Lecture on informal workshop on Argument Mining
January 12 (Friday)
National Institute of Informatics
13:00-14:00, Paolo Torroni
Context-Independent Argument Mining
Argument mining is a booming area at the intersection of artificial intelligence, machine learning and computational linguistics. The wide-scale availability of natural language resources, together with recent technological advances, promise to unlock unforeseen applications and open new research perspectives. However, the majority of current approaches are highly domain-specific. The challenge here is to develop methods that can be smoothly adapted to several domains and different applications. In this talk, we discuss recent trends in argument mining, with a special emphasis on the corpora that are being developed for this task. After a brief review of the state of the art, we present our recent work on context-independent argument mining, where we show that the rhetorical structure of argumentation in natural language can provide effective cues to mining systems.
14:15-15:00, Naoya Inoue, Paul Reisert
Towards Capturing Implicit Reasoning of Argumentative Texts
Automatic understanding of implicit reasoning underlying argumentative texts has potential for applications such as automated essay grading and multi-document summarization. In this talk, we introduce our recent efforts towards implicit reasoning identification. First, we discuss our annotated corpus of argumentation templates, where we augment an existing, reliable corpus of argumentative texts with such implicit reasoning via predefined templates. We also discuss our first attempt of an automated model for implicit reasoning identification. In the second part of the talk, we discuss our ongoing work for extending abductive reasoning with distributed representations for implicit reasoning identification.
15:15-16:00, Vitor Castro
Detection of Argumentative Texts in the User-Generated Web

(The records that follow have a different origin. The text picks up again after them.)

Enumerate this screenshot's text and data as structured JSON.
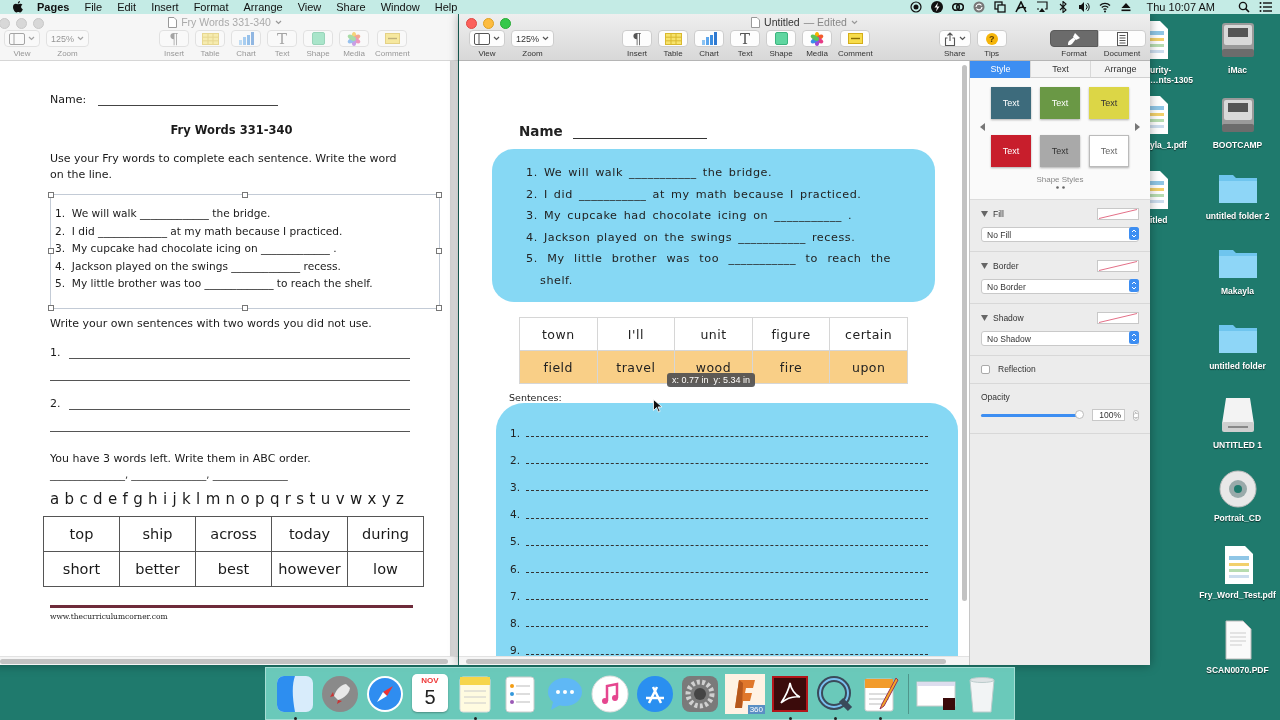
{
  "menu_bar": {
    "app": "Pages",
    "menus": [
      "File",
      "Edit",
      "Insert",
      "Format",
      "Arrange",
      "View",
      "Share",
      "Window",
      "Help"
    ],
    "clock": "Thu 10:07 AM"
  },
  "background_window": {
    "title": "Fry Words 331-340",
    "active": false,
    "toolbar": [
      [
        {
          "kind": "view",
          "label": "View"
        },
        {
          "kind": "zoom",
          "label": "Zoom",
          "value": "125%"
        }
      ],
      [
        {
          "kind": "insert",
          "label": "Insert",
          "glyph": "¶"
        },
        {
          "kind": "table",
          "label": "Table"
        },
        {
          "kind": "chart",
          "label": "Chart"
        },
        {
          "kind": "text",
          "label": "Text",
          "glyph": "T"
        },
        {
          "kind": "shape",
          "label": "Shape"
        },
        {
          "kind": "media",
          "label": "Media"
        },
        {
          "kind": "comment",
          "label": "Comment"
        }
      ]
    ],
    "worksheet": {
      "name_label": "Name:",
      "title": "Fry Words 331-340",
      "instructions": "Use your Fry words to complete each sentence.  Write the word on the line.",
      "sentences": [
        "1.  We will walk _____________ the bridge.",
        "2.  I did _____________ at my math because I practiced.",
        "3.  My cupcake had chocolate icing on _____________ .",
        "4.  Jackson played on the swings _____________ recess.",
        "5.  My little brother was too _____________ to reach the shelf."
      ],
      "own_prompt": "Write your own sentences with two words you did not use.",
      "own_lines": [
        "1.",
        "2."
      ],
      "abc_prompt": "You have 3 words left.  Write them in ABC order.",
      "abc_line": "_______________, _______________, _______________",
      "alphabet": "a b c d e f g h i j k l m n o p q r s t u v w x y z",
      "word_table": [
        [
          "top",
          "ship",
          "across",
          "today",
          "during"
        ],
        [
          "short",
          "better",
          "best",
          "however",
          "low"
        ]
      ],
      "footer": "www.thecurriculumcorner.com"
    }
  },
  "front_window": {
    "title": "Untitled",
    "status": "— Edited",
    "active": true,
    "toolbar": [
      [
        {
          "kind": "view",
          "label": "View"
        },
        {
          "kind": "zoom",
          "label": "Zoom",
          "value": "125%"
        }
      ],
      [
        {
          "kind": "insert",
          "label": "Insert",
          "glyph": "¶"
        },
        {
          "kind": "table",
          "label": "Table"
        },
        {
          "kind": "chart",
          "label": "Chart"
        },
        {
          "kind": "text",
          "label": "Text",
          "glyph": "T"
        },
        {
          "kind": "shape",
          "label": "Shape"
        },
        {
          "kind": "media",
          "label": "Media"
        },
        {
          "kind": "comment",
          "label": "Comment"
        }
      ],
      [
        {
          "kind": "share",
          "label": "Share"
        },
        {
          "kind": "tips",
          "label": "Tips",
          "glyph": "?"
        }
      ],
      [
        {
          "kind": "format",
          "label": "Format",
          "selected": true
        },
        {
          "kind": "document",
          "label": "Document",
          "selected": false
        }
      ]
    ],
    "document": {
      "name_label": "Name",
      "sentences": [
        "1. We will walk ___________ the bridge.",
        "2. I did ___________ at my math because I practiced.",
        "3. My cupcake had chocolate icing on ___________ .",
        "4. Jackson played on the swings ___________ recess.",
        "5. My little brother was too ___________ to reach the shelf."
      ],
      "word_rows": [
        {
          "cells": [
            "town",
            "I'll",
            "unit",
            "figure",
            "certain"
          ],
          "highlighted": false
        },
        {
          "cells": [
            "field",
            "travel",
            "wood",
            "fire",
            "upon"
          ],
          "highlighted": true
        }
      ],
      "tooltip": "x: 0.77 in  y: 5.34 in",
      "sentences_label": "Sentences:",
      "lines": [
        "1.",
        "2.",
        "3.",
        "4.",
        "5.",
        "6.",
        "7.",
        "8.",
        "9."
      ]
    },
    "inspector": {
      "tabs": [
        {
          "label": "Style",
          "selected": true
        },
        {
          "label": "Text",
          "selected": false
        },
        {
          "label": "Arrange",
          "selected": false
        }
      ],
      "styles": [
        {
          "label": "Text",
          "color": "#3d6b7c"
        },
        {
          "label": "Text",
          "color": "#6a9845"
        },
        {
          "label": "Text",
          "color": "#dcd646"
        },
        {
          "label": "Text",
          "color": "#c81e2c"
        },
        {
          "label": "Text",
          "color": "#a9a9a9"
        },
        {
          "label": "Text",
          "color": "#ffffff"
        }
      ],
      "styles_caption": "Shape Styles",
      "sections": [
        {
          "label": "Fill",
          "value": "No Fill",
          "expanded": true
        },
        {
          "label": "Border",
          "value": "No Border",
          "expanded": true
        },
        {
          "label": "Shadow",
          "value": "No Shadow",
          "expanded": true
        }
      ],
      "reflection": {
        "label": "Reflection",
        "checked": false
      },
      "opacity": {
        "label": "Opacity",
        "level": 1,
        "reading": "100%"
      }
    }
  },
  "partial_desktop_icons": [
    {
      "kind": "pdf",
      "label": "urity-\n…nts-1305"
    },
    {
      "kind": "pdf",
      "label": "yla_1.pdf"
    },
    {
      "kind": "pdf",
      "label": "itled"
    }
  ],
  "desktop_icons": [
    {
      "kind": "drive",
      "label": "iMac"
    },
    {
      "kind": "drive",
      "label": "BOOTCAMP"
    },
    {
      "kind": "folder",
      "label": "untitled folder 2"
    },
    {
      "kind": "folder",
      "label": "Makayla"
    },
    {
      "kind": "folder",
      "label": "untitled folder"
    },
    {
      "kind": "removable",
      "label": "UNTITLED 1"
    },
    {
      "kind": "disc",
      "label": "Portrait_CD"
    },
    {
      "kind": "pdf",
      "label": "Fry_Word_Test.pdf"
    },
    {
      "kind": "document",
      "label": "SCAN0070.PDF"
    }
  ],
  "dock": [
    {
      "kind": "finder",
      "running": true
    },
    {
      "kind": "launchpad",
      "running": false
    },
    {
      "kind": "safari",
      "running": false
    },
    {
      "kind": "calendar",
      "month": "NOV",
      "day": "5",
      "running": false
    },
    {
      "kind": "notes",
      "running": true
    },
    {
      "kind": "reminders",
      "running": false
    },
    {
      "kind": "messages",
      "running": false
    },
    {
      "kind": "music",
      "running": false
    },
    {
      "kind": "appstore",
      "running": false
    },
    {
      "kind": "settings",
      "running": false
    },
    {
      "kind": "fusion",
      "badge": "360",
      "running": false
    },
    {
      "kind": "acrobat",
      "running": true
    },
    {
      "kind": "quicktime",
      "running": true
    },
    {
      "kind": "pages",
      "running": true
    },
    {
      "kind": "separator"
    },
    {
      "kind": "document",
      "running": false
    },
    {
      "kind": "trash",
      "running": false
    }
  ]
}
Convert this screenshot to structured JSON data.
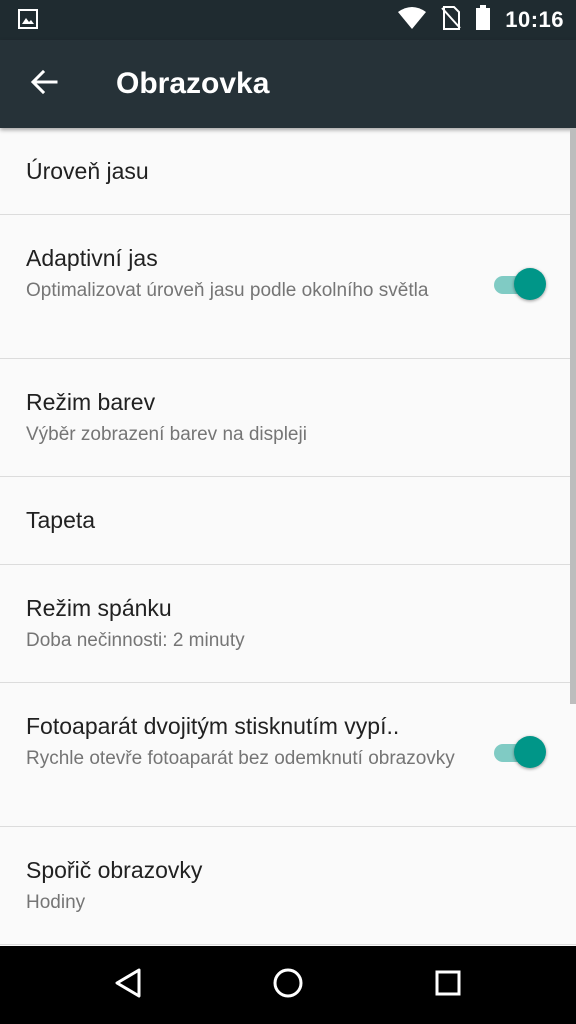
{
  "status_bar": {
    "time": "10:16",
    "icons": [
      "image-notification-icon",
      "wifi-icon",
      "no-sim-icon",
      "battery-icon"
    ]
  },
  "app_bar": {
    "title": "Obrazovka",
    "back_icon": "arrow-left-icon"
  },
  "settings": [
    {
      "title": "Úroveň jasu"
    },
    {
      "title": "Adaptivní jas",
      "summary": "Optimalizovat úroveň jasu podle okolního světla",
      "switch_on": true
    },
    {
      "title": "Režim barev",
      "summary": "Výběr zobrazení barev na displeji"
    },
    {
      "title": "Tapeta"
    },
    {
      "title": "Režim spánku",
      "summary": "Doba nečinnosti: 2 minuty"
    },
    {
      "title": "Fotoaparát dvojitým stisknutím vypí..",
      "summary": "Rychle otevře fotoaparát bez odemknutí obrazovky",
      "switch_on": true
    },
    {
      "title": "Spořič obrazovky",
      "summary": "Hodiny"
    }
  ],
  "nav_bar": {
    "buttons": [
      "back-triangle-icon",
      "home-circle-icon",
      "recents-square-icon"
    ]
  },
  "colors": {
    "app_bar": "#263238",
    "status_bar": "#1f2b30",
    "accent": "#009688",
    "accent_track": "#80cbc4"
  }
}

Argument mining is a relatively new, rapidly developing area inside of natural language processing. The automatic extraction of argument structure can be applied to fields as varied as legal precedent discovery, summarization, opinion mining and writing assistance. In this context, the user-generated web poses unique challenges, such as a relative lack of well-formed arguments, high linguistic variability, and the sheer amount of available data. One aspect of this research field that has been largely overlooked up until now is determining which texts in this huge quantity of documents are adequate for the mining of argument microstructure and subsequent processing, i.e. which texts are argumentative in nature. In this presentation, we will first show how this problem has been described in previous work, but not, to the best of our knowledge, tackled effectively just yet. Then, we will talk about how we intend to approach the problem by using claim detection information and other machine learning techniques to automatically classify documents as topic-relevant argumentative or not. We plan to evaluate our method by performing additional annotations on top of an existing corpus.
16:15-17:00, Gaku Morio, Katsuhide Fujita
Supporting Large-scale Online Discussions by Argument Mining
Online discussions have been attracting much attention in recent years. They allow people to hold discussions online, whereas these have traditionally been conducted face-to-face at town meetings, etc. However, in large-scale online discussions, some original problems such as groupthink and flaming happen. Therefore, supporting such problems with argument mining techniques is important research topics in large-scale online discussions. In our presentation, we present supporting applications of the large-scale discussions based on argument mining: competence estimation and automatic type classification of posts. In addition, our ongoing research progress to support the large-scale discussions by argumentation mining.
17:15-18:00, Katsumi Nitta
Toward Automated Scoring of Argumentation Skills
Every year, intercollegiate negotiation competition is held in Japan, and more than 40 teams participate in this competition. The score sheets consists of 30 criteria to evaluate the argumentation skills such as strategy of negotiation, constructive proposal of alternatives, effective discussion and so on. The tentative result of estimating the scores by argumentation records is presented.
Ken Satoh (ksatoh(at)nii.ac.jp)